What is required => Verbatim copy without pictures. Please print every entry as it stands.

Stored dataset items =>
*****
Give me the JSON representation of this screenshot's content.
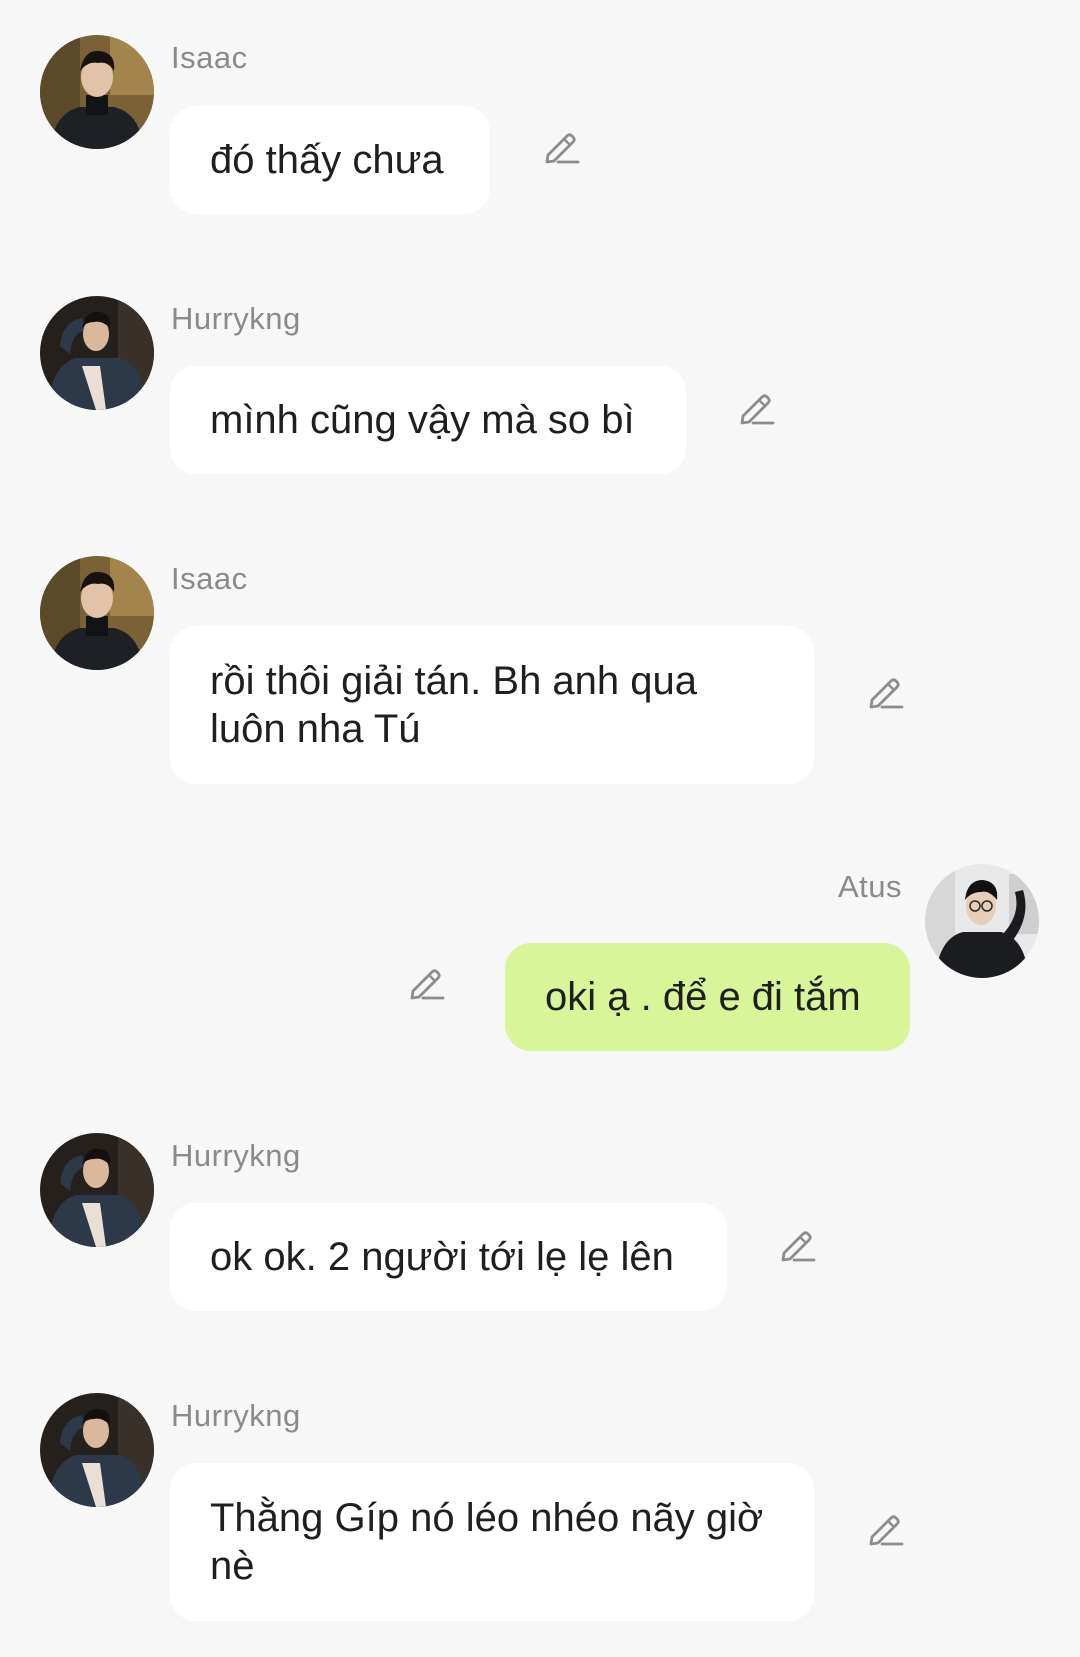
{
  "messages": [
    {
      "sender": "Isaac",
      "text": "đó thấy chưa",
      "direction": "incoming",
      "avatar": "isaac-avatar"
    },
    {
      "sender": "Hurrykng",
      "text": "mình cũng vậy mà so bì",
      "direction": "incoming",
      "avatar": "hurrykng-avatar"
    },
    {
      "sender": "Isaac",
      "text": "rồi thôi giải tán. Bh anh qua luôn nha Tú",
      "direction": "incoming",
      "avatar": "isaac-avatar"
    },
    {
      "sender": "Atus",
      "text": "oki ạ . để e đi tắm",
      "direction": "outgoing",
      "avatar": "atus-avatar"
    },
    {
      "sender": "Hurrykng",
      "text": "ok ok. 2 người tới lẹ lẹ lên",
      "direction": "incoming",
      "avatar": "hurrykng-avatar"
    },
    {
      "sender": "Hurrykng",
      "text": "Thằng Gíp nó léo nhéo nãy giờ nè",
      "direction": "incoming",
      "avatar": "hurrykng-avatar"
    }
  ],
  "colors": {
    "background": "#f7f7f7",
    "incoming_bubble": "#ffffff",
    "outgoing_bubble": "#d9f59a",
    "sender_name": "#8a8a8a",
    "message_text": "#1f1f1f",
    "edit_icon": "#8c8c8c"
  },
  "icons": {
    "edit": "pencil-edit-icon"
  }
}
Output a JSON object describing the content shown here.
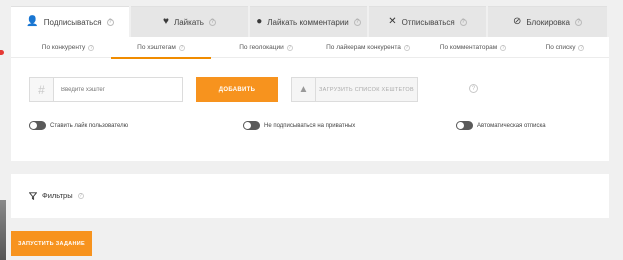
{
  "tabs": [
    {
      "label": "Подписываться",
      "icon": "user-icon",
      "active": true
    },
    {
      "label": "Лайкать",
      "icon": "heart-icon",
      "active": false
    },
    {
      "label": "Лайкать комментарии",
      "icon": "comment-icon",
      "active": false
    },
    {
      "label": "Отписываться",
      "icon": "close-icon",
      "active": false
    },
    {
      "label": "Блокировка",
      "icon": "ban-icon",
      "active": false
    }
  ],
  "subtabs": [
    {
      "label": "По конкуренту"
    },
    {
      "label": "По хэштегам"
    },
    {
      "label": "По геолокации"
    },
    {
      "label": "По лайкерам конкурента"
    },
    {
      "label": "По комментаторам"
    },
    {
      "label": "По списку"
    }
  ],
  "hashtag": {
    "placeholder": "Введите хэштег",
    "value": "",
    "add_label": "ДОБАВИТЬ",
    "upload_label": "ЗАГРУЗИТЬ СПИСОК ХЕШТЕГОВ"
  },
  "toggles": [
    {
      "label": "Ставить лайк пользователю",
      "on": false
    },
    {
      "label": "Не подписываться на приватных",
      "on": false
    },
    {
      "label": "Автоматическая отписка",
      "on": false
    }
  ],
  "filters": {
    "label": "Фильтры"
  },
  "run_label": "ЗАПУСТИТЬ ЗАДАНИЕ",
  "colors": {
    "accent": "#f7931e",
    "active_icon": "#4a7fd4"
  }
}
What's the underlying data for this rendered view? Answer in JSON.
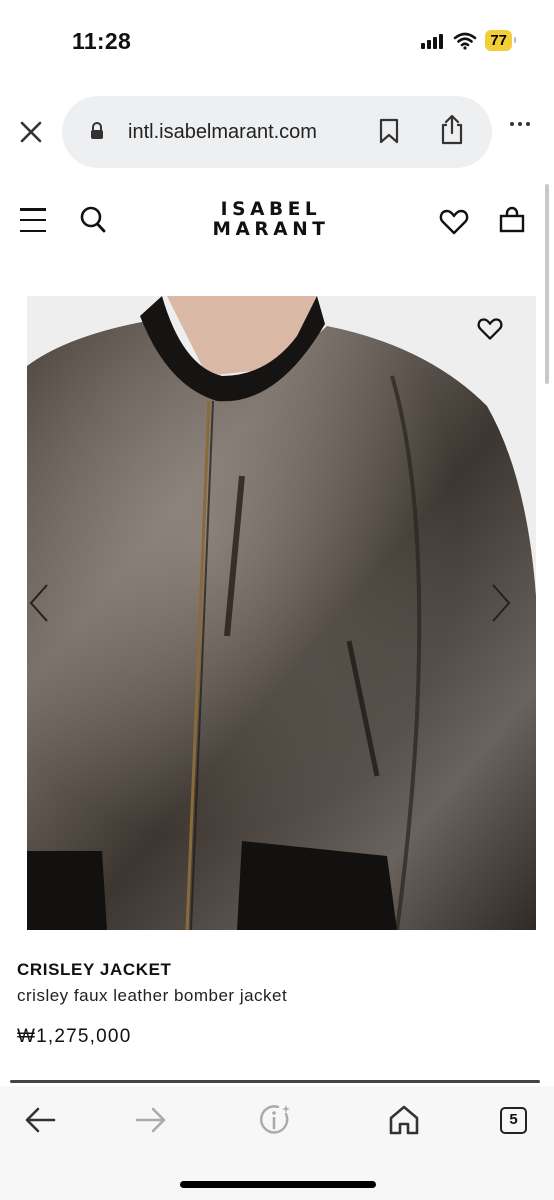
{
  "status_bar": {
    "time": "11:28",
    "battery": "77"
  },
  "browser": {
    "url": "intl.isabelmarant.com",
    "tab_count": "5"
  },
  "site": {
    "logo_line1": "ISABEL",
    "logo_line2": "MARANT"
  },
  "product": {
    "name": "CRISLEY JACKET",
    "description": "crisley faux leather bomber jacket",
    "price": "₩1,275,000"
  },
  "icons": [
    "close-icon",
    "lock-icon",
    "bookmark-icon",
    "share-icon",
    "more-icon",
    "menu-icon",
    "search-icon",
    "heart-icon",
    "bag-icon",
    "chevron-left-icon",
    "chevron-right-icon",
    "back-arrow-icon",
    "forward-arrow-icon",
    "info-icon",
    "home-icon",
    "tabs-icon"
  ],
  "colors": {
    "battery": "#f2cf36",
    "url_bar": "#eeeff1",
    "toolbar": "#f7f7f7",
    "text": "#111111"
  }
}
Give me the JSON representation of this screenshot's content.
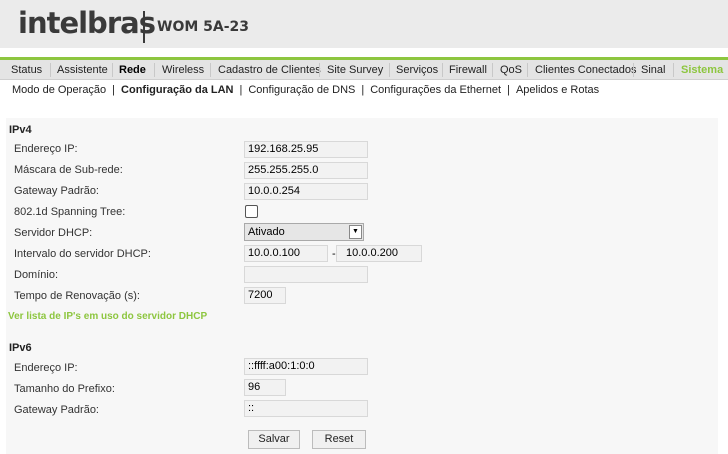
{
  "brand": {
    "logo_text": "intelbras",
    "model": "WOM 5A-23",
    "accent_color": "#8dc63f"
  },
  "nav": {
    "tabs": [
      {
        "label": "Status"
      },
      {
        "label": "Assistente"
      },
      {
        "label": "Rede"
      },
      {
        "label": "Wireless"
      },
      {
        "label": "Cadastro de Clientes"
      },
      {
        "label": "Site Survey"
      },
      {
        "label": "Serviços"
      },
      {
        "label": "Firewall"
      },
      {
        "label": "QoS"
      },
      {
        "label": "Clientes Conectados"
      },
      {
        "label": "Sinal"
      },
      {
        "label": "Sistema"
      }
    ],
    "active_tab": "Rede"
  },
  "subnav": {
    "items": [
      {
        "label": "Modo de Operação"
      },
      {
        "label": "Configuração da LAN"
      },
      {
        "label": "Configuração de DNS"
      },
      {
        "label": "Configurações da Ethernet"
      },
      {
        "label": "Apelidos e Rotas"
      }
    ],
    "separator": "|",
    "active_item": "Configuração da LAN"
  },
  "ipv4": {
    "title": "IPv4",
    "ip_label": "Endereço IP:",
    "ip_value": "192.168.25.95",
    "mask_label": "Máscara de Sub-rede:",
    "mask_value": "255.255.255.0",
    "gateway_label": "Gateway Padrão:",
    "gateway_value": "10.0.0.254",
    "stp_label": "802.1d Spanning Tree:",
    "stp_checked": false,
    "dhcp_label": "Servidor DHCP:",
    "dhcp_value": "Ativado",
    "range_label": "Intervalo do servidor DHCP:",
    "range_start": "10.0.0.100",
    "range_dash": "-",
    "range_end": "10.0.0.200",
    "domain_label": "Domínio:",
    "domain_value": "",
    "lease_label": "Tempo de Renovação (s):",
    "lease_value": "7200"
  },
  "dhcp_list_link": "Ver lista de IP's em uso do servidor DHCP",
  "ipv6": {
    "title": "IPv6",
    "ip_label": "Endereço IP:",
    "ip_value": "::ffff:a00:1:0:0",
    "prefix_label": "Tamanho do Prefixo:",
    "prefix_value": "96",
    "gateway_label": "Gateway Padrão:",
    "gateway_value": "::"
  },
  "buttons": {
    "save": "Salvar",
    "reset": "Reset"
  }
}
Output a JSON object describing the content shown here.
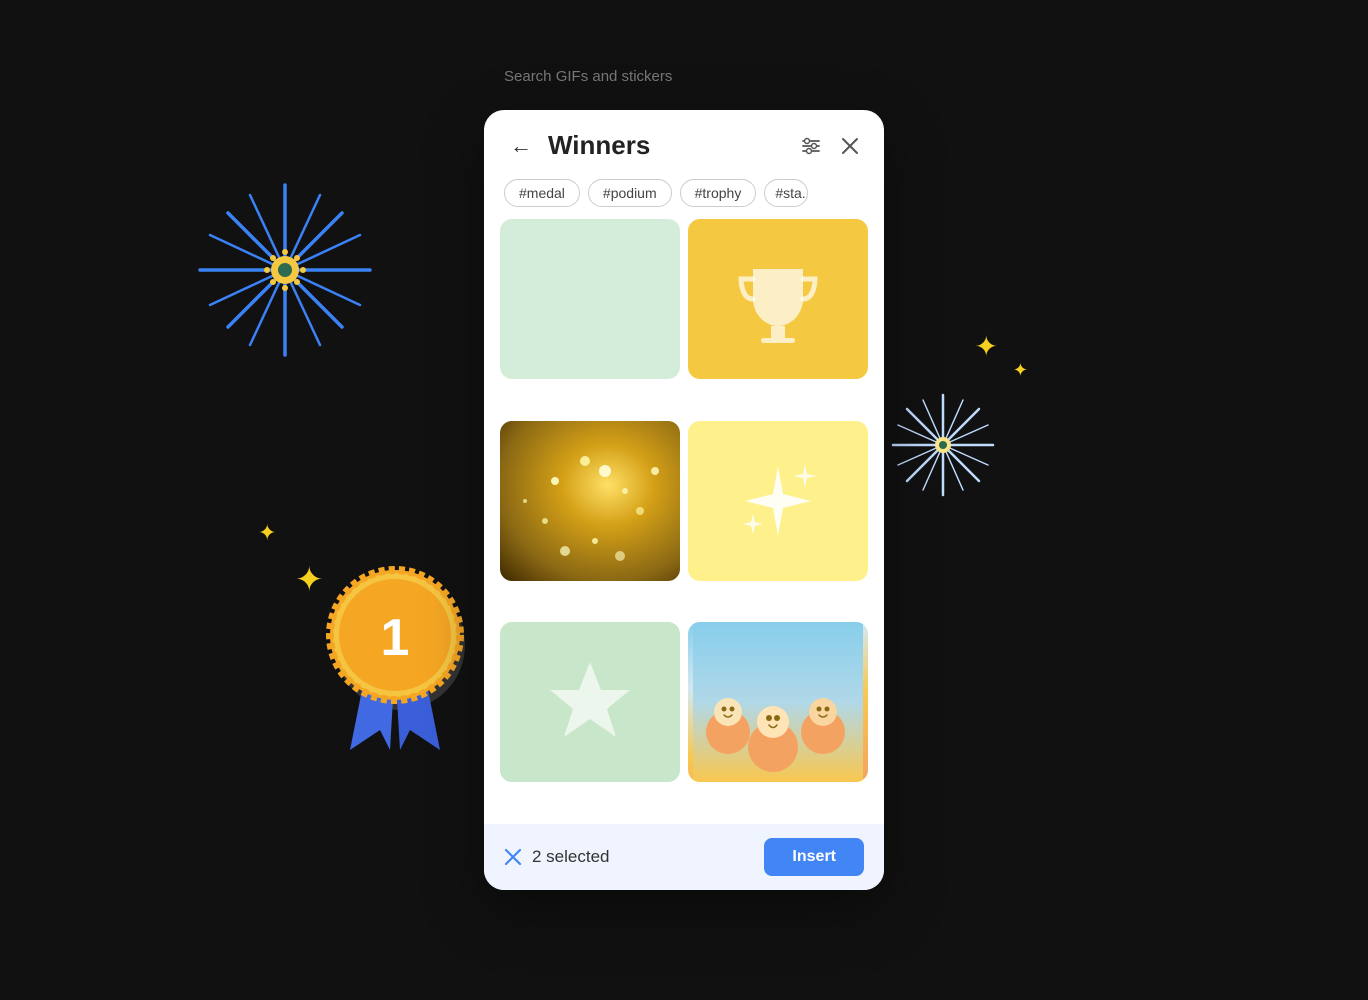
{
  "background": {
    "color": "#111111"
  },
  "search_label": "Search GIFs and stickers",
  "header": {
    "back_label": "←",
    "title": "Winners",
    "filter_icon": "filter-icon",
    "close_icon": "close-icon"
  },
  "tags": [
    {
      "label": "#medal"
    },
    {
      "label": "#podium"
    },
    {
      "label": "#trophy"
    },
    {
      "label": "#sta..."
    }
  ],
  "grid_items": [
    {
      "type": "green-light",
      "alt": "green background"
    },
    {
      "type": "yellow-trophy",
      "alt": "trophy cup"
    },
    {
      "type": "gold-glitter",
      "alt": "gold glitter"
    },
    {
      "type": "yellow-sparkle",
      "alt": "sparkles"
    },
    {
      "type": "green-star",
      "alt": "star on green"
    },
    {
      "type": "team-photo",
      "alt": "team celebration"
    }
  ],
  "bottom_bar": {
    "selected_count": "2 selected",
    "insert_label": "Insert",
    "x_label": "×"
  },
  "decorations": {
    "sparkle_color": "#f5d020",
    "blue_starburst_color": "#3b82f6",
    "light_blue_color": "#93c5fd"
  }
}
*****
Expected output =>
Give me the JSON representation of this screenshot's content.
{
  "messages": [
    {
      "sender": "Isaac",
      "text": "đó thấy chưa",
      "direction": "incoming",
      "avatar": "isaac-avatar"
    },
    {
      "sender": "Hurrykng",
      "text": "mình cũng vậy mà so bì",
      "direction": "incoming",
      "avatar": "hurrykng-avatar"
    },
    {
      "sender": "Isaac",
      "text": "rồi thôi giải tán. Bh anh qua luôn nha Tú",
      "direction": "incoming",
      "avatar": "isaac-avatar"
    },
    {
      "sender": "Atus",
      "text": "oki ạ . để e đi tắm",
      "direction": "outgoing",
      "avatar": "atus-avatar"
    },
    {
      "sender": "Hurrykng",
      "text": "ok ok. 2 người tới lẹ lẹ lên",
      "direction": "incoming",
      "avatar": "hurrykng-avatar"
    },
    {
      "sender": "Hurrykng",
      "text": "Thằng Gíp nó léo nhéo nãy giờ nè",
      "direction": "incoming",
      "avatar": "hurrykng-avatar"
    }
  ],
  "colors": {
    "background": "#f7f7f7",
    "incoming_bubble": "#ffffff",
    "outgoing_bubble": "#d9f59a",
    "sender_name": "#8a8a8a",
    "message_text": "#1f1f1f",
    "edit_icon": "#8c8c8c"
  },
  "icons": {
    "edit": "pencil-edit-icon"
  }
}
Output a JSON object describing the content shown here.
{
  "tabs": [
    {
      "label": "Подписываться",
      "icon": "user-icon",
      "active": true
    },
    {
      "label": "Лайкать",
      "icon": "heart-icon",
      "active": false
    },
    {
      "label": "Лайкать комментарии",
      "icon": "comment-icon",
      "active": false
    },
    {
      "label": "Отписываться",
      "icon": "close-icon",
      "active": false
    },
    {
      "label": "Блокировка",
      "icon": "ban-icon",
      "active": false
    }
  ],
  "subtabs": [
    {
      "label": "По конкуренту"
    },
    {
      "label": "По хэштегам"
    },
    {
      "label": "По геолокации"
    },
    {
      "label": "По лайкерам конкурента"
    },
    {
      "label": "По комментаторам"
    },
    {
      "label": "По списку"
    }
  ],
  "hashtag": {
    "placeholder": "Введите хэштег",
    "value": "",
    "add_label": "ДОБАВИТЬ",
    "upload_label": "ЗАГРУЗИТЬ СПИСОК ХЕШТЕГОВ"
  },
  "toggles": [
    {
      "label": "Ставить лайк пользователю",
      "on": false
    },
    {
      "label": "Не подписываться на приватных",
      "on": false
    },
    {
      "label": "Автоматическая отписка",
      "on": false
    }
  ],
  "filters": {
    "label": "Фильтры"
  },
  "run_label": "ЗАПУСТИТЬ ЗАДАНИЕ",
  "colors": {
    "accent": "#f7931e",
    "active_icon": "#4a7fd4"
  }
}
What's the underlying data for this rendered view? Answer in JSON.
{
  "status_bar": {
    "time": "11:28",
    "battery": "77"
  },
  "browser": {
    "url": "intl.isabelmarant.com",
    "tab_count": "5"
  },
  "site": {
    "logo_line1": "ISABEL",
    "logo_line2": "MARANT"
  },
  "product": {
    "name": "CRISLEY JACKET",
    "description": "crisley faux leather bomber jacket",
    "price": "₩1,275,000"
  },
  "icons": [
    "close-icon",
    "lock-icon",
    "bookmark-icon",
    "share-icon",
    "more-icon",
    "menu-icon",
    "search-icon",
    "heart-icon",
    "bag-icon",
    "chevron-left-icon",
    "chevron-right-icon",
    "back-arrow-icon",
    "forward-arrow-icon",
    "info-icon",
    "home-icon",
    "tabs-icon"
  ],
  "colors": {
    "battery": "#f2cf36",
    "url_bar": "#eeeff1",
    "toolbar": "#f7f7f7",
    "text": "#111111"
  }
}
Give me the JSON representation of this screenshot's content.
{
  "brand": {
    "logo_text": "intelbras",
    "model": "WOM 5A-23",
    "accent_color": "#8dc63f"
  },
  "nav": {
    "tabs": [
      {
        "label": "Status"
      },
      {
        "label": "Assistente"
      },
      {
        "label": "Rede"
      },
      {
        "label": "Wireless"
      },
      {
        "label": "Cadastro de Clientes"
      },
      {
        "label": "Site Survey"
      },
      {
        "label": "Serviços"
      },
      {
        "label": "Firewall"
      },
      {
        "label": "QoS"
      },
      {
        "label": "Clientes Conectados"
      },
      {
        "label": "Sinal"
      },
      {
        "label": "Sistema"
      }
    ],
    "active_tab": "Rede"
  },
  "subnav": {
    "items": [
      {
        "label": "Modo de Operação"
      },
      {
        "label": "Configuração da LAN"
      },
      {
        "label": "Configuração de DNS"
      },
      {
        "label": "Configurações da Ethernet"
      },
      {
        "label": "Apelidos e Rotas"
      }
    ],
    "separator": "|",
    "active_item": "Configuração da LAN"
  },
  "ipv4": {
    "title": "IPv4",
    "ip_label": "Endereço IP:",
    "ip_value": "192.168.25.95",
    "mask_label": "Máscara de Sub-rede:",
    "mask_value": "255.255.255.0",
    "gateway_label": "Gateway Padrão:",
    "gateway_value": "10.0.0.254",
    "stp_label": "802.1d Spanning Tree:",
    "stp_checked": false,
    "dhcp_label": "Servidor DHCP:",
    "dhcp_value": "Ativado",
    "range_label": "Intervalo do servidor DHCP:",
    "range_start": "10.0.0.100",
    "range_dash": "-",
    "range_end": "10.0.0.200",
    "domain_label": "Domínio:",
    "domain_value": "",
    "lease_label": "Tempo de Renovação (s):",
    "lease_value": "7200"
  },
  "dhcp_list_link": "Ver lista de IP's em uso do servidor DHCP",
  "ipv6": {
    "title": "IPv6",
    "ip_label": "Endereço IP:",
    "ip_value": "::ffff:a00:1:0:0",
    "prefix_label": "Tamanho do Prefixo:",
    "prefix_value": "96",
    "gateway_label": "Gateway Padrão:",
    "gateway_value": "::"
  },
  "buttons": {
    "save": "Salvar",
    "reset": "Reset"
  }
}
Output a JSON object describing the content shown here.
{
  "background": {
    "color": "#111111"
  },
  "search_label": "Search GIFs and stickers",
  "header": {
    "back_label": "←",
    "title": "Winners",
    "filter_icon": "filter-icon",
    "close_icon": "close-icon"
  },
  "tags": [
    {
      "label": "#medal"
    },
    {
      "label": "#podium"
    },
    {
      "label": "#trophy"
    },
    {
      "label": "#sta..."
    }
  ],
  "grid_items": [
    {
      "type": "green-light",
      "alt": "green background"
    },
    {
      "type": "yellow-trophy",
      "alt": "trophy cup"
    },
    {
      "type": "gold-glitter",
      "alt": "gold glitter"
    },
    {
      "type": "yellow-sparkle",
      "alt": "sparkles"
    },
    {
      "type": "green-star",
      "alt": "star on green"
    },
    {
      "type": "team-photo",
      "alt": "team celebration"
    }
  ],
  "bottom_bar": {
    "selected_count": "2 selected",
    "insert_label": "Insert",
    "x_label": "×"
  },
  "decorations": {
    "sparkle_color": "#f5d020",
    "blue_starburst_color": "#3b82f6",
    "light_blue_color": "#93c5fd"
  }
}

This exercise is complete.